Lack of human and financial resources forces President Lukashenko to tighten his policy towards business and government as well as the internal governmental policies. However, neither nomenclature, nor business yet show any signs of opposition to the ruling group.
Lukashenka’s harsh statements are a forced reaction to the lack of resources in the Belarusian economy. He send a warning not only to businesses, but to the government too: on March 1st he threatened to sack all those who failed to fulfill the ambitious plan for economic growth in 2013. In particular, the President pointed that the government’s assessment of investments in the economic modernization were overestimated by 25% and demanded spending cuts.
This behavior is typical of Alexander Lukashenko as he is definitely preparing for the next presidential election in 2015, therefore he tightens both, the internal discipline in the nomenclature and business elites (threating of reprisals), and the voters’ trust (by usual populist and indicative devastating critique of bureaucracy).
However, it should be noted that the President is not only limited in financial resources, but also lack trust to his assistants who are responsible for monitoring compliance with his orders. The most striking example is the case of the former head of the National Bank, 72-year old Peter Prokopovich, who in the last few months was empowered as Deputy Prime Minister, appointed responsible for the implementation of the industrial modernization programme, as well as the Representative of Belarus to the Eurasian Economic Commission, and, finally, as Chairman of the Board in the Business Development Council.
Thus, President Lukashenko’s harsh statements should be regarded as a demonstration of power, and as an attempt to compensate for an acute shortage of financial and human resources in the government. At the same time, neither the President’s environment, nor the Belarusian business show interest in exploiting the government’s weaknesses. Law enforcement agencies remain under the President’s control and yet effectively neutralize all the disloyalty manifestations.

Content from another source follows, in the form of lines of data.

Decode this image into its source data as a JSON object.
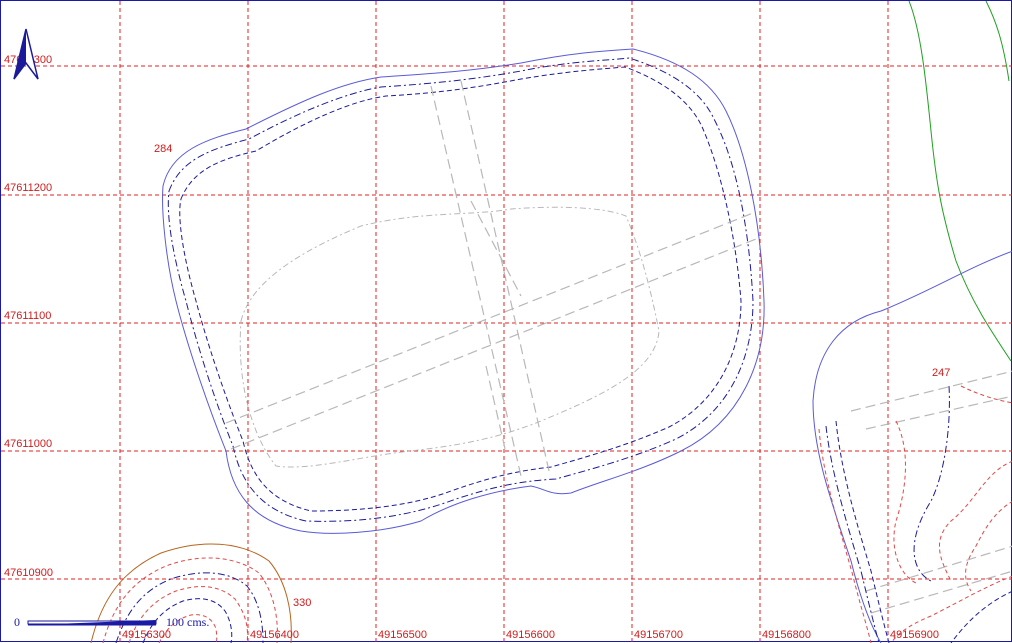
{
  "map": {
    "grid_x_labels": [
      "49156300",
      "49156400",
      "49156500",
      "49156600",
      "49156700",
      "49156800",
      "49156900"
    ],
    "grid_y_labels": [
      "47611300",
      "47611200",
      "47611100",
      "47611000",
      "47610900"
    ],
    "contour_labels": [
      "284",
      "247",
      "330"
    ],
    "scale_bar": {
      "start_label": "0",
      "end_label": "100 cms."
    },
    "north_arrow_icon": "north-arrow-icon",
    "colors": {
      "grid": "#e02020",
      "outer_boundary": "#5a5ad8",
      "contour_blue": "#1a1a9a",
      "road": "#b8b8b8",
      "stream": "#1fa01f",
      "contour_red": "#e04848",
      "contour_brown": "#b8651e"
    }
  }
}
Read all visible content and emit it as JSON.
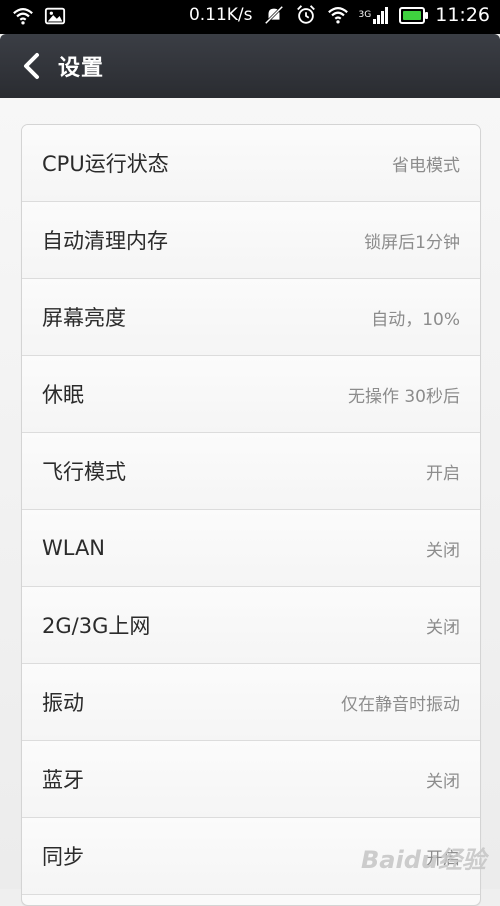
{
  "status_bar": {
    "net_speed": "0.11K/s",
    "network_label": "3G",
    "time": "11:26",
    "icons": [
      "wifi-icon",
      "image-notification-icon",
      "no-notification-icon",
      "alarm-icon",
      "wifi-icon",
      "signal-icon",
      "battery-icon"
    ]
  },
  "header": {
    "title": "设置"
  },
  "settings": [
    {
      "label": "CPU运行状态",
      "value": "省电模式"
    },
    {
      "label": "自动清理内存",
      "value": "锁屏后1分钟"
    },
    {
      "label": "屏幕亮度",
      "value": "自动，10%"
    },
    {
      "label": "休眠",
      "value": "无操作 30秒后"
    },
    {
      "label": "飞行模式",
      "value": "开启"
    },
    {
      "label": "WLAN",
      "value": "关闭"
    },
    {
      "label": "2G/3G上网",
      "value": "关闭"
    },
    {
      "label": "振动",
      "value": "仅在静音时振动"
    },
    {
      "label": "蓝牙",
      "value": "关闭"
    },
    {
      "label": "同步",
      "value": "开启"
    }
  ],
  "watermark": "Baidu经验",
  "colors": {
    "status_bar_bg": "#000000",
    "title_bar_bg": "#33363c",
    "battery_green": "#3fd13f",
    "label_text": "#2b2b2b",
    "value_text": "#8c8c8c"
  }
}
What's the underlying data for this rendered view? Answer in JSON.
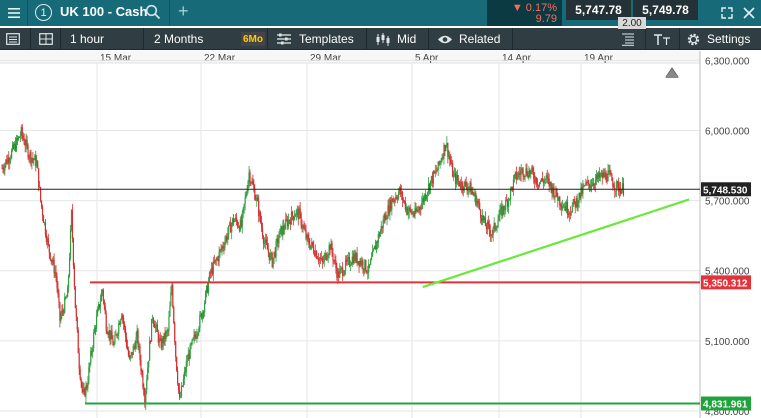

During searches of social and "green" activists and anarchists, law enforcement has seized computers, mobile phones and publications. The authorities have also exerted additional pressure on supporters of unauthorized street protests and independent lawyers, who represented defendants in the White Legion case. The security services have stepped up the persecution of opponents before the street protests announced by the opposition. Apparently, the Belarusian authorities aspire that participants in street protests would reduce in number and that the low interest of the population to socio-political agenda before the local election campaign would retain.